Guests are going to have a ton of questions: Where do they go, what do they do, how do they find a guest book, who takes the cards? Every single question that gets passed up the chain is another headache for the bride and groom. Instead, take a chance to familiarize yourself with all the logistics and details ahead of time. The more you know, the more questions you can intercept. If there’s something you’re stumped on, check in with the wedding planner or find out who’s running the show and speak with them.
Maybe it’s the best man’s job to plan out the bachelor party, but that doesn’t mean there aren’t a hundred other things that need planning, and it definitely doesn’t mean the best man should be planning the bachelor party—which could very well turn into a bachelor weekend—solo. Offering your help in setting up the sweetest possible bro’ trip, or volunteering to plan for one of the events going on, like the rehearsal dinner, is an excellent way to show your support and help the cause.
Remember those awkward middle school dances, and slightly less awkward high school ones? It’s your job to make sure that nothing similar happens here. You, as a groomsman, are pretty much the life of the party. Take your groomsman suit for a spin and hit the dance floor, keep a smile on, mingle with the guests, work the crowd — whatever you can do to keep the good time going and celebration rolling. If you’re game for it, try inviting someone’s grandma or great-aunt to dance. It’ll make for a super cute wedding photo, and the bride and groom will probably thank you, too.
Paradoxically, this is also the best time to remember that you are one of the faces of the party, and this is one situation where party-face and wasted-face really don’t mix. Cut back on the drinking, avoid the cocktails, and make sure you’re drinking water alongside your toasts. The last thing you want to do is cut back on being helpful to the point of being embarrassing.
It’s tough to be patient when you’re waiting for photographic evidence of the greatest day of your life, but camera phones can help cut down on that wait. Take a couple pictures on your phone during the event, chat up some of the guests that did, and make plans to email or text the pics around over the next few days. If the happy couple left on their honeymoon, it’ll be something for them to come back to.
Even if you hate public speaking, this is a major area where you can come in clutch. Practice your speech ahead of time and get a feel for what you’re going to say. If possible, check the wedding schedule for a good time to do it that isn’t stepping on any toes. You don’t need to make it super-long; a meaningful story, anecdote, or happy memory will go a lot further than witticisms and inside jokes.
Wedding parties can make for a diverse group of people coming together. Often times, ranging from childhood friends, college roommates, work friends, brothers, soon-to-be brother-in-laws, and a multitude of other relatives. To help things go as smoothly as possible, do your best to check in on all of these guys, or work to balance things out between them.
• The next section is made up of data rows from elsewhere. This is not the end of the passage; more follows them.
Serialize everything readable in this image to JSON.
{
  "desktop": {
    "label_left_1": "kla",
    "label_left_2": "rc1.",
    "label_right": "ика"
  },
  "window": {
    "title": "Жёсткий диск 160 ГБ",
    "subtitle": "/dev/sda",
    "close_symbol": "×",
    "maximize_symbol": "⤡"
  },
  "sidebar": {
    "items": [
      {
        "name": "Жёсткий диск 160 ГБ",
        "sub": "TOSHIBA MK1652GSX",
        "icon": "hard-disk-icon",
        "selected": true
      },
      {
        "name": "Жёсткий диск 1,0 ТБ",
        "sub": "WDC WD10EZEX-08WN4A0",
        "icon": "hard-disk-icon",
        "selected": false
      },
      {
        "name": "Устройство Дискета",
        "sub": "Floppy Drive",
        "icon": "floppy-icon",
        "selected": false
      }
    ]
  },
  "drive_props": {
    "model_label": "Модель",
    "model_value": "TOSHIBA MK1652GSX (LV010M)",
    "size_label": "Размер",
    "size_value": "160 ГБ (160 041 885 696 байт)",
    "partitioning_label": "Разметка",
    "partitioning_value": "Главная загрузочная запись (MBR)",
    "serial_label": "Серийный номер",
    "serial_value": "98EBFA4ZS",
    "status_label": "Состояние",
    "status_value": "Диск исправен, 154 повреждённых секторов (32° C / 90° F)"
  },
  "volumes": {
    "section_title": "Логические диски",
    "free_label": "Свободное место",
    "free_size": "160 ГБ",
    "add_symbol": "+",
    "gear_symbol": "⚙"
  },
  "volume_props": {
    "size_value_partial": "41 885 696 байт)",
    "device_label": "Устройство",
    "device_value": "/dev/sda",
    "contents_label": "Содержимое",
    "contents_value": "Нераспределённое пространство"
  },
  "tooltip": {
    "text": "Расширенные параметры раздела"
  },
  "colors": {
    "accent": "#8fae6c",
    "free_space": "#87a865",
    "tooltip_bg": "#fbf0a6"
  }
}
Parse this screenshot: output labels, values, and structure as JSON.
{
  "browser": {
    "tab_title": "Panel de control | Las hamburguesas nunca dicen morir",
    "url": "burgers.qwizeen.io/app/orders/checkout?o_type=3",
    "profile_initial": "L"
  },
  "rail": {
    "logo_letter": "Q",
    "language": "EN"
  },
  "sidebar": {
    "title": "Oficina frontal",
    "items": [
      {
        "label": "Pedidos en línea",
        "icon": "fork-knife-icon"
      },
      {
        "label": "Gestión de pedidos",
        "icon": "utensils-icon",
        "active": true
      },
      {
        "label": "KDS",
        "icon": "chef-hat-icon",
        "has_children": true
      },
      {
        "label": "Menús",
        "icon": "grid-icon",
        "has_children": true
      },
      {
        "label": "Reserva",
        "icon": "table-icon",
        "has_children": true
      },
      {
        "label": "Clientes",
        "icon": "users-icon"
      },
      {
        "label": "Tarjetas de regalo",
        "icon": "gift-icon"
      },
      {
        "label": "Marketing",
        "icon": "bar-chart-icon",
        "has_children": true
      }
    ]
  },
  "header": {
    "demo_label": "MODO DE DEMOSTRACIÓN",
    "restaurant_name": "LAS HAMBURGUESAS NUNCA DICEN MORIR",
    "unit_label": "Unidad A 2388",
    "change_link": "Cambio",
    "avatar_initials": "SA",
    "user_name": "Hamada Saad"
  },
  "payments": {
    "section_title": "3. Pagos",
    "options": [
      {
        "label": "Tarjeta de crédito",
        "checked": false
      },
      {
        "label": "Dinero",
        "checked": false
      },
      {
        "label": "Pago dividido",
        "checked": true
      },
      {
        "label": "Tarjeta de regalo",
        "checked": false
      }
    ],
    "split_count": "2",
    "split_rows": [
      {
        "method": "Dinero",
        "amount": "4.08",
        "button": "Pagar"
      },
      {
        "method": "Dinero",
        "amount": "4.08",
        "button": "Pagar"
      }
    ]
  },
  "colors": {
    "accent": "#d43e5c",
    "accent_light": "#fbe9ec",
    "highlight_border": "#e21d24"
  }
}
As a groomsman, your role is more loosely defined than any other. Why not use that freedom to make it one of the best days of your close friend’s life?